Bike Book: The Outspokin' Cyclist

My first book review. Thanks to Mr. Phillip Barron.

The first thing that struck me about this book was its origin. From 2004 to 2008, Phillip Barron wrote a cyclist column for the Durham Herald Sun. This book is a collection of those columns. I was pleasantly surprised to find that a Southern city paper thought so much of its cycling readership or considered cycling relevant enough for its own column. I'm also jealous. The Atlanta Journal Constitution does not have a cycling column. Even Creative Loafing--the "alternative" paper--lacks a bike column.

Jealousy aside, I appreciate the Zen nature of the book's first part "Why I Ride." The essays here convey the sentiment of taking time out for oneself and slowing down to smell the roses. Barron speaks to both the sports cyclist enjoying those rare moments of being in the zone and the commuter experiencing their city to a degree that only bicycles allow.

Now that Barron has wooed readers onto their bikes, he offers some support and advice in the next section, "Building A Bike Community." He passes along winter riding tips from Ottawa's bike messengers and provides a quick comparison of bike trailers for carrying kids. There are also cool-headed words for motorists and cyclists seeking to share the road.

Lastly, Barron celebrates cycling in many of its varieties and locales. He even rhapsodizes about falling.

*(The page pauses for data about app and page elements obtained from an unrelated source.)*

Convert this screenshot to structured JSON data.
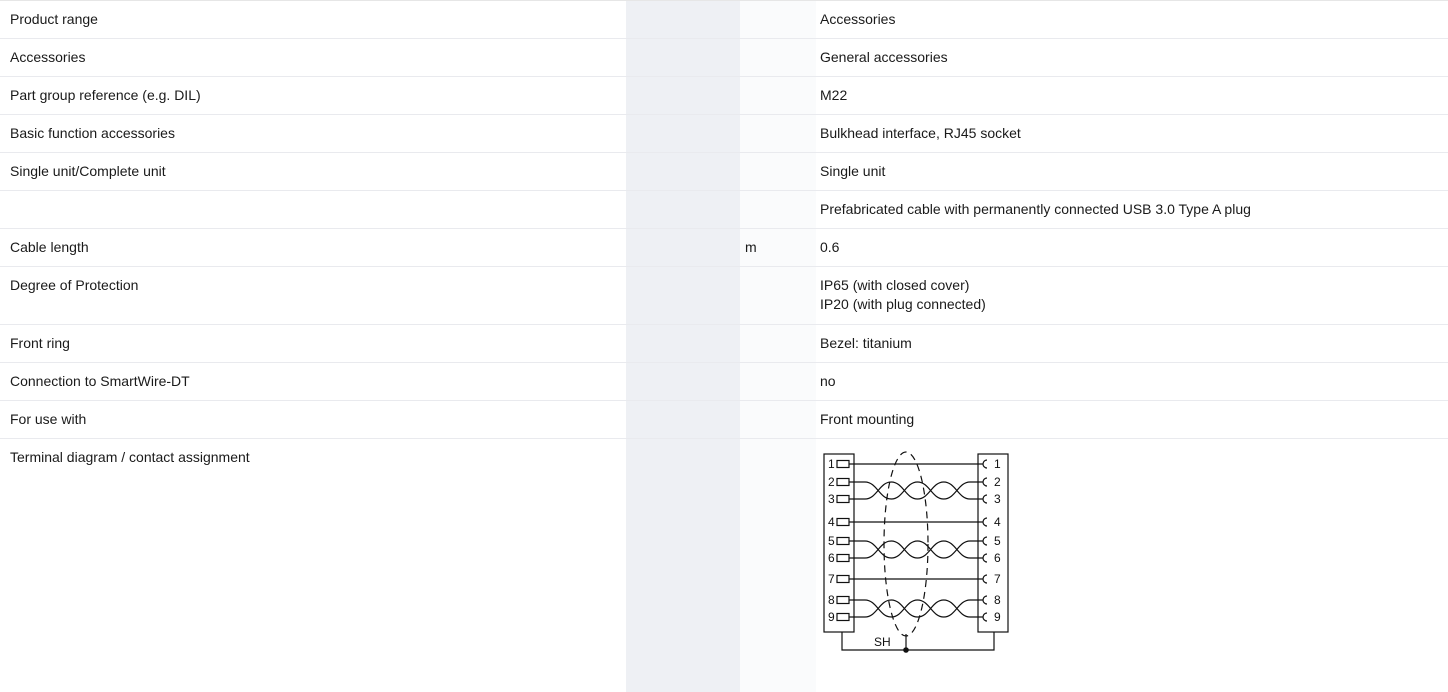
{
  "rows": [
    {
      "label": "Product range",
      "unit": "",
      "value": [
        "Accessories"
      ]
    },
    {
      "label": "Accessories",
      "unit": "",
      "value": [
        "General accessories"
      ]
    },
    {
      "label": "Part group reference (e.g. DIL)",
      "unit": "",
      "value": [
        "M22"
      ]
    },
    {
      "label": "Basic function accessories",
      "unit": "",
      "value": [
        "Bulkhead interface, RJ45 socket"
      ]
    },
    {
      "label": "Single unit/Complete unit",
      "unit": "",
      "value": [
        "Single unit"
      ]
    },
    {
      "label": "",
      "unit": "",
      "value": [
        "Prefabricated cable with permanently connected USB 3.0 Type A plug"
      ]
    },
    {
      "label": "Cable length",
      "unit": "m",
      "value": [
        "0.6"
      ]
    },
    {
      "label": "Degree of Protection",
      "unit": "",
      "value": [
        "IP65 (with closed cover)",
        "IP20 (with plug connected)"
      ]
    },
    {
      "label": "Front ring",
      "unit": "",
      "value": [
        "Bezel: titanium"
      ]
    },
    {
      "label": "Connection to SmartWire-DT",
      "unit": "",
      "value": [
        "no"
      ]
    },
    {
      "label": "For use with",
      "unit": "",
      "value": [
        "Front mounting"
      ]
    },
    {
      "label": "Terminal diagram / contact assignment",
      "unit": ""
    }
  ],
  "diagram": {
    "pins": [
      "1",
      "2",
      "3",
      "4",
      "5",
      "6",
      "7",
      "8",
      "9"
    ],
    "shield_label": "SH"
  }
}
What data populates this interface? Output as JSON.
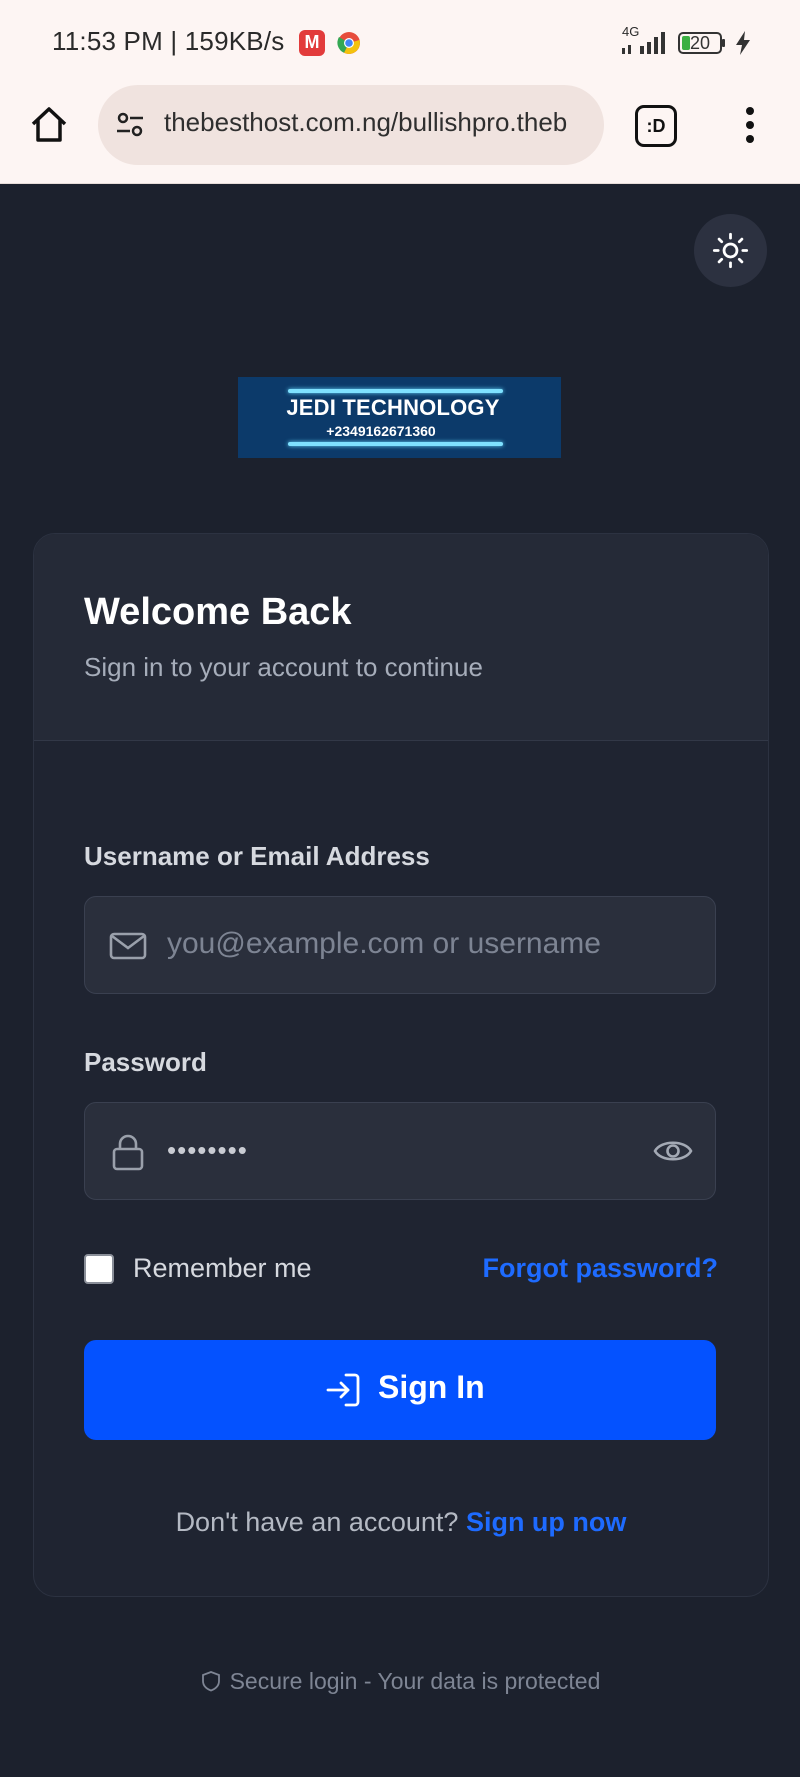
{
  "status_bar": {
    "time": "11:53 PM | 159KB/s",
    "network": "4G",
    "battery": "20"
  },
  "browser": {
    "url": "thebesthost.com.ng/bullishpro.theb",
    "tabs_label": ":D"
  },
  "logo": {
    "title": "JEDI TECHNOLOGY",
    "phone": "+2349162671360"
  },
  "card": {
    "title": "Welcome Back",
    "subtitle": "Sign in to your account to continue",
    "username_label": "Username or Email Address",
    "username_placeholder": "you@example.com or username",
    "password_label": "Password",
    "password_value": "••••••••",
    "remember_label": "Remember me",
    "forgot_label": "Forgot password?",
    "signin_label": "Sign In",
    "signup_prompt": "Don't have an account?",
    "signup_link": "Sign up now"
  },
  "footer": {
    "text": "Secure login - Your data is protected"
  },
  "colors": {
    "background": "#1c212d",
    "card": "#1f2431",
    "accent": "#0452ff",
    "link": "#1e6bff"
  }
}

Taken as a life lesson and not just an accident, I find his parting words have staying power. "Where we fall and bounce back, where we risk and succeed, where we work through fear, that’s where we find meaning in life."